We have become experts at efficiency. In 90 minutes, I can respond to 100 different emails to 100 different people completing, managing, or making progress on 100 different tasks.
We can video conference with half a dozen people from around the world with the click of a button.
We can use a Google Doc, or something similar, to rapidly coordinate on a document in real time.
We can transmit our thoughts via text message or phone call to somebody thousands of miles away almost instantaneously.
We can learn about any topic, at any level of complexity, at any time. The total sum of all human knowledge is available to us in text or video whenever we want it. Any fact, any skill, or any concept is accessible to us, and almost always for free.
We are really good at getting a lot of stuff done, bolstered with the technology that gives us superhuman capabilities.
And that’s really cool. Actually no, it’s not JUST cool. It’s INCREDIBLE.

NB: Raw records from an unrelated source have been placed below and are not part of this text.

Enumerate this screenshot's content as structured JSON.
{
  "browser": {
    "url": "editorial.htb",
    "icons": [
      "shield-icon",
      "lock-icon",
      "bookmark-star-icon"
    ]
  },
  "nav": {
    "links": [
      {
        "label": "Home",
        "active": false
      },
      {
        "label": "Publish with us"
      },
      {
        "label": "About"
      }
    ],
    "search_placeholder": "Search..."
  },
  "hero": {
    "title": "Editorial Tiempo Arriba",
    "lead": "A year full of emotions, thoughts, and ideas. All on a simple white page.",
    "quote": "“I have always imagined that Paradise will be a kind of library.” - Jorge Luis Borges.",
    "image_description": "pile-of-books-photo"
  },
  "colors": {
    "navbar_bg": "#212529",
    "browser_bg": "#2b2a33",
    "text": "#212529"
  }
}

Now, with all of those capabilities, with all of this efficiency, have you achieved more than Benjamin Franklin?
You know, Ben Franklin. The guy on the $100 bill.
The guy who accomplished so many amazing things that we often forget some.
Most people likely remember the biggest ones. He helped author the Declaration of Independence. He created, wrote, and published the Poor Richard’s Almanack. He invented the lightning rod. And also the Franklin Stove.
If you think harder, you might also remember that he invented the bifocal lenses and served as the first Postmaster General.
But, if you’re like me, without Google, you probably don’t remember that he also invented swim fins, published the first American political cartoon, was the founder of the University of Pennsylvania, was the sixth governor of Pennsylvania, and was the first ever US ambassador.
And even with that extensive list, any ONE of which would be enough of an achievement for a lifetime, I’m sure people in the comments are going to tell me things that I missed.
But it’s not just our friend Benjamin. Have you accomplished more than George Washington, Julius Caesar, or Cleopatra? Do you run your business or division better than Henry Ford or Rockefeller?
These people created and managed wildly successful, massive organizations with thousands and tens of thousands of people, without a single email or Zoom call.
How did they get so many important things accomplished without being even a fraction as efficient as we are?
How have I managed to grow and create multimillion dollar enterprises, write a blog each week, etc. all while having a big chunk of my time and energy sucked away each day by a disability most people don’t have to deal with?
They did it the same way that people who accomplish big things right now do.
They focused, maybe obsessively, on only the things that matter the most. They cared a lot more about being effective than being efficient.
You can become really efficient at loading and firing a musket, but it’s still not going to be as effective as shooting a fully automatic machine gun.
The key to achieving greatness isn’t doing more. It is doing less. It is doing only the most important things they are actually going to move the needle and put you closer to your goal.
How many of the emails that you sent, the work that you do, and the meetings that you have are doing either of the above? Some might be. But I bet most aren’t. Here is a good litmus test: what would happen if I DIDN’T do this thing? What would we miss out on? Would it even matter?
If you can figure out one major, important task per day that really matters, that really moves the ball down the field, that really helps your life in some meaningful way, and make sure that you get that one thing done, even if that means sacrificing some other things that might not even matter, you will be a lot closer to achieving that Ben Franklin status.
How much of your free time are you spending doing the things that you truly love the most, as opposed to unplanned, less satisfying, forgettable recreation (watching TV, scrolling through Facebook, etc.)? I certainly have my things I waste time on, but I have watched less than one or two hours of television a week since I was 18 years old. The average American watches about 40 hours of TV per week. That extra 38 hours of time each week has allowed me to do even more enjoyable/worthwhile endeavors. That’s 1,976 hours per year, and 39,520 hours over the last 20 years that I got to spend doing cooler stuff.
You don’t have to slave away constantly to do great things. If you focus on only doing the most productive things that matter, and spending your free time only doing the things that you really love the most, you will live a richer, more fulfilling, more successful life. Our boy Benjamin accomplished incredible things, but he was still known for drinking and orgies on the regular.
If you cut away the fat from your work and from your recreational time, you can do great things in both. You can have it all.
(Do you know someone this can help? Please share it with them. If this helped you, get a link to the next blog post the minute it is up by texting the word CRIP to the phone number 484848. It really means a lot to me when you subscribe, so thank you.)